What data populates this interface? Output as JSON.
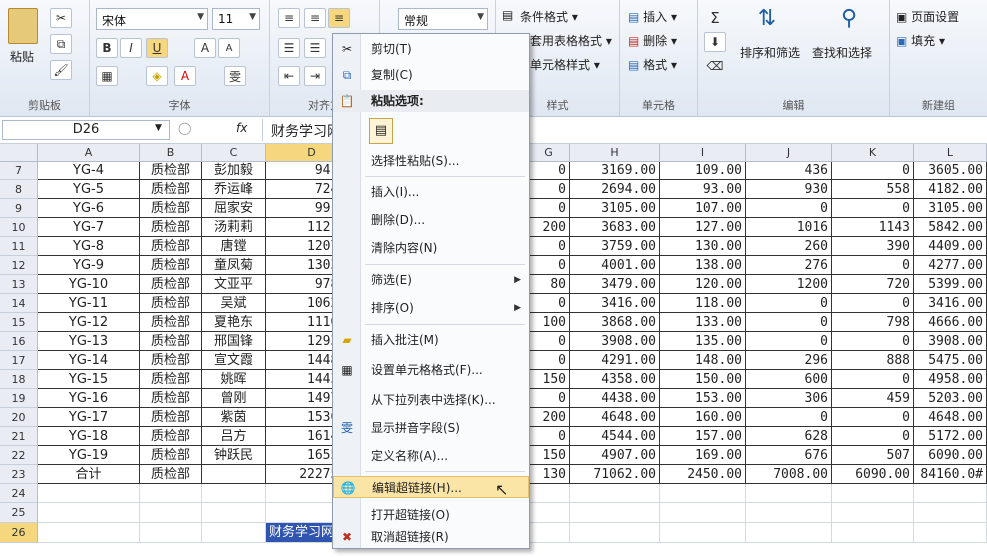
{
  "ribbon": {
    "clipboard": {
      "paste": "粘贴",
      "label": "剪贴板"
    },
    "font": {
      "name": "宋体",
      "size": "11",
      "bold": "B",
      "italic": "I",
      "underline": "U",
      "grow": "A",
      "shrink": "A",
      "wen": "雯",
      "label": "字体"
    },
    "align": {
      "label": "对齐方"
    },
    "number": {
      "format": "常规",
      "label": "数"
    },
    "styles": {
      "cond": "条件格式",
      "table": "套用表格格式",
      "cell": "单元格样式",
      "label": "样式"
    },
    "cells": {
      "insert": "插入",
      "delete": "删除",
      "format": "格式",
      "label": "单元格"
    },
    "editing": {
      "sort": "排序和筛选",
      "find": "查找和选择",
      "label": "编辑"
    },
    "newgroup": {
      "page": "页面设置",
      "fill": "填充",
      "label": "新建组"
    }
  },
  "formula": {
    "namebox": "D26",
    "fx": "fx",
    "value": "财务学习网"
  },
  "columns": [
    "A",
    "B",
    "C",
    "D",
    "E",
    "F",
    "G",
    "H",
    "I",
    "J",
    "K",
    "L"
  ],
  "rows": [
    {
      "n": "7",
      "a": "YG-4",
      "b": "质检部",
      "c": "彭加毅",
      "d": "941.0",
      "g": "0",
      "h": "3169.00",
      "i": "109.00",
      "j": "436",
      "k": "0",
      "l": "3605.00"
    },
    {
      "n": "8",
      "a": "YG-5",
      "b": "质检部",
      "c": "乔运峰",
      "d": "724.0",
      "g": "0",
      "h": "2694.00",
      "i": "93.00",
      "j": "930",
      "k": "558",
      "l": "4182.00"
    },
    {
      "n": "9",
      "a": "YG-6",
      "b": "质检部",
      "c": "屈家安",
      "d": "991.0",
      "g": "0",
      "h": "3105.00",
      "i": "107.00",
      "j": "0",
      "k": "0",
      "l": "3105.00"
    },
    {
      "n": "10",
      "a": "YG-7",
      "b": "质检部",
      "c": "汤莉莉",
      "d": "1121.0",
      "g": "200",
      "h": "3683.00",
      "i": "127.00",
      "j": "1016",
      "k": "1143",
      "l": "5842.00"
    },
    {
      "n": "11",
      "a": "YG-8",
      "b": "质检部",
      "c": "唐镗",
      "d": "1207.0",
      "g": "0",
      "h": "3759.00",
      "i": "130.00",
      "j": "260",
      "k": "390",
      "l": "4409.00"
    },
    {
      "n": "12",
      "a": "YG-9",
      "b": "质检部",
      "c": "童凤菊",
      "d": "1303.0",
      "g": "0",
      "h": "4001.00",
      "i": "138.00",
      "j": "276",
      "k": "0",
      "l": "4277.00"
    },
    {
      "n": "13",
      "a": "YG-10",
      "b": "质检部",
      "c": "文亚平",
      "d": "978.0",
      "g": "80",
      "h": "3479.00",
      "i": "120.00",
      "j": "1200",
      "k": "720",
      "l": "5399.00"
    },
    {
      "n": "14",
      "a": "YG-11",
      "b": "质检部",
      "c": "吴斌",
      "d": "1062.0",
      "g": "0",
      "h": "3416.00",
      "i": "118.00",
      "j": "0",
      "k": "0",
      "l": "3416.00"
    },
    {
      "n": "15",
      "a": "YG-12",
      "b": "质检部",
      "c": "夏艳东",
      "d": "1110.0",
      "g": "100",
      "h": "3868.00",
      "i": "133.00",
      "j": "0",
      "k": "798",
      "l": "4666.00"
    },
    {
      "n": "16",
      "a": "YG-13",
      "b": "质检部",
      "c": "邢国锋",
      "d": "1293.0",
      "g": "0",
      "h": "3908.00",
      "i": "135.00",
      "j": "0",
      "k": "0",
      "l": "3908.00"
    },
    {
      "n": "17",
      "a": "YG-14",
      "b": "质检部",
      "c": "宣文霞",
      "d": "1448.0",
      "g": "0",
      "h": "4291.00",
      "i": "148.00",
      "j": "296",
      "k": "888",
      "l": "5475.00"
    },
    {
      "n": "18",
      "a": "YG-15",
      "b": "质检部",
      "c": "姚晖",
      "d": "1443.0",
      "g": "150",
      "h": "4358.00",
      "i": "150.00",
      "j": "600",
      "k": "0",
      "l": "4958.00"
    },
    {
      "n": "19",
      "a": "YG-16",
      "b": "质检部",
      "c": "曾刚",
      "d": "1497.0",
      "g": "0",
      "h": "4438.00",
      "i": "153.00",
      "j": "306",
      "k": "459",
      "l": "5203.00"
    },
    {
      "n": "20",
      "a": "YG-17",
      "b": "质检部",
      "c": "紫茵",
      "d": "1536.0",
      "g": "200",
      "h": "4648.00",
      "i": "160.00",
      "j": "0",
      "k": "0",
      "l": "4648.00"
    },
    {
      "n": "21",
      "a": "YG-18",
      "b": "质检部",
      "c": "吕方",
      "d": "1614.0",
      "g": "0",
      "h": "4544.00",
      "i": "157.00",
      "j": "628",
      "k": "0",
      "l": "5172.00"
    },
    {
      "n": "22",
      "a": "YG-19",
      "b": "质检部",
      "c": "钟跃民",
      "d": "1655.0",
      "g": "150",
      "h": "4907.00",
      "i": "169.00",
      "j": "676",
      "k": "507",
      "l": "6090.00"
    },
    {
      "n": "23",
      "a": "合计",
      "b": "质检部",
      "c": "",
      "d": "22275.0",
      "g": "130",
      "h": "71062.00",
      "i": "2450.00",
      "j": "7008.00",
      "k": "6090.00",
      "l": "84160.0#"
    },
    {
      "n": "24",
      "a": "",
      "b": "",
      "c": "",
      "d": "",
      "g": "",
      "h": "",
      "i": "",
      "j": "",
      "k": "",
      "l": ""
    },
    {
      "n": "25",
      "a": "",
      "b": "",
      "c": "",
      "d": "",
      "g": "",
      "h": "",
      "i": "",
      "j": "",
      "k": "",
      "l": ""
    },
    {
      "n": "26",
      "a": "",
      "b": "",
      "c": "",
      "d": "财务学习网",
      "g": "",
      "h": "",
      "i": "",
      "j": "",
      "k": "",
      "l": ""
    }
  ],
  "menu": {
    "cut": "剪切(T)",
    "copy": "复制(C)",
    "paste_options": "粘贴选项:",
    "paste_special": "选择性粘贴(S)...",
    "insert": "插入(I)...",
    "delete": "删除(D)...",
    "clear": "清除内容(N)",
    "filter": "筛选(E)",
    "sort": "排序(O)",
    "comment": "插入批注(M)",
    "format_cells": "设置单元格格式(F)...",
    "pick_list": "从下拉列表中选择(K)...",
    "phonetic": "显示拼音字段(S)",
    "define_name": "定义名称(A)...",
    "edit_link": "编辑超链接(H)...",
    "open_link": "打开超链接(O)",
    "remove_link": "取消超链接(R)"
  }
}
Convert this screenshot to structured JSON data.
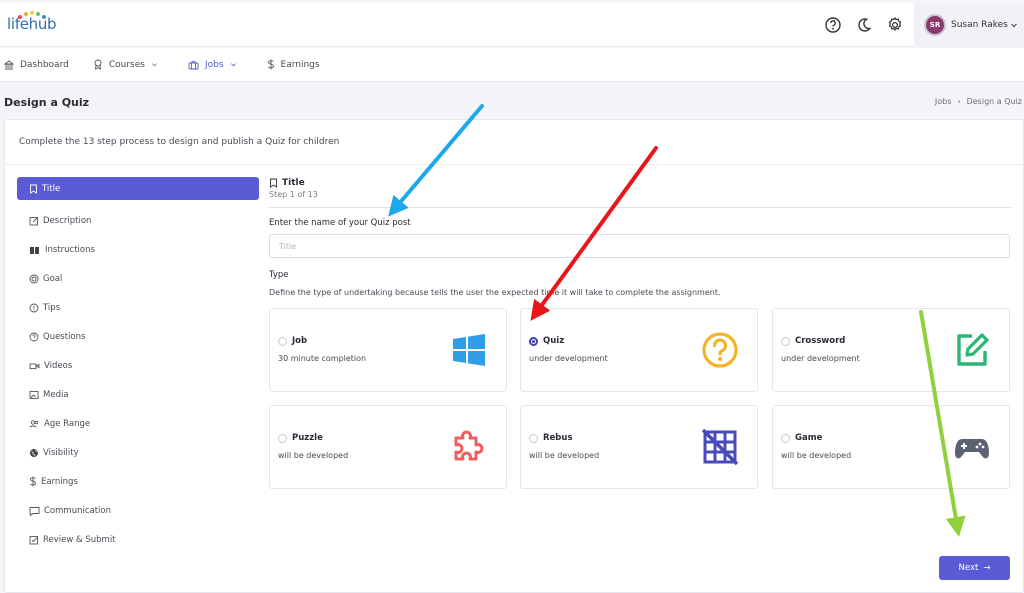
{
  "app": {
    "logo": "lifehub"
  },
  "header": {
    "user_initials": "SR",
    "user_name": "Susan Rakes"
  },
  "nav": [
    {
      "label": "Dashboard",
      "icon": "bank-icon",
      "dropdown": false
    },
    {
      "label": "Courses",
      "icon": "award-icon",
      "dropdown": true
    },
    {
      "label": "Jobs",
      "icon": "briefcase-icon",
      "dropdown": true
    },
    {
      "label": "Earnings",
      "icon": "dollar-icon",
      "dropdown": false
    }
  ],
  "page": {
    "title": "Design a Quiz",
    "breadcrumb": [
      "Jobs",
      "Design a Quiz"
    ],
    "intro": "Complete the 13 step process to design and publish a Quiz for children"
  },
  "steps": [
    "Title",
    "Description",
    "Instructions",
    "Goal",
    "Tips",
    "Questions",
    "Videos",
    "Media",
    "Age Range",
    "Visibility",
    "Earnings",
    "Communication",
    "Review & Submit"
  ],
  "form": {
    "section_title": "Title",
    "section_step": "Step 1 of 13",
    "name_label": "Enter the name of your Quiz post",
    "name_placeholder": "Title",
    "type_label": "Type",
    "type_desc": "Define the type of undertaking because tells the user the expected time it will take to complete the assignment."
  },
  "options": [
    {
      "name": "Job",
      "desc": "30 minute completion",
      "icon": "windows-icon",
      "color": "#2f9ee6"
    },
    {
      "name": "Quiz",
      "desc": "under development",
      "icon": "question-circle-icon",
      "color": "#f4b428"
    },
    {
      "name": "Crossword",
      "desc": "under development",
      "icon": "edit-box-icon",
      "color": "#2bb673"
    },
    {
      "name": "Puzzle",
      "desc": "will be developed",
      "icon": "puzzle-icon",
      "color": "#ef5d5d"
    },
    {
      "name": "Rebus",
      "desc": "will be developed",
      "icon": "grid-off-icon",
      "color": "#4a4ab8"
    },
    {
      "name": "Game",
      "desc": "will be developed",
      "icon": "gamepad-icon",
      "color": "#5a6274"
    }
  ],
  "selected_option": "Quiz",
  "actions": {
    "next": "Next"
  },
  "colors": {
    "accent": "#5b5bd6",
    "annotation_blue": "#1ea7ea",
    "annotation_red": "#e8161b",
    "annotation_green": "#8fd13a"
  }
}
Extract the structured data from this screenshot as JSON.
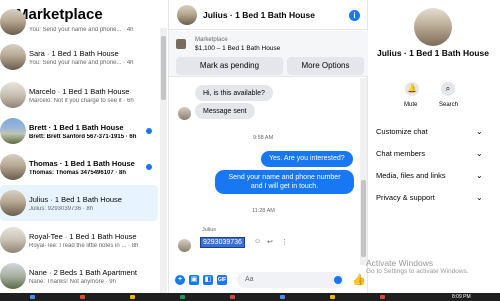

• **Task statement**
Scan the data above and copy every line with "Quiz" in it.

• **Result below**
    "title": "Design a Quiz",
      "Design a Quiz"
    "intro": "Complete the 13 step process to design and publish a Quiz for children"
    "name_label": "Enter the name of your Quiz post",
      "name": "Quiz",
  "selected_option": "Quiz",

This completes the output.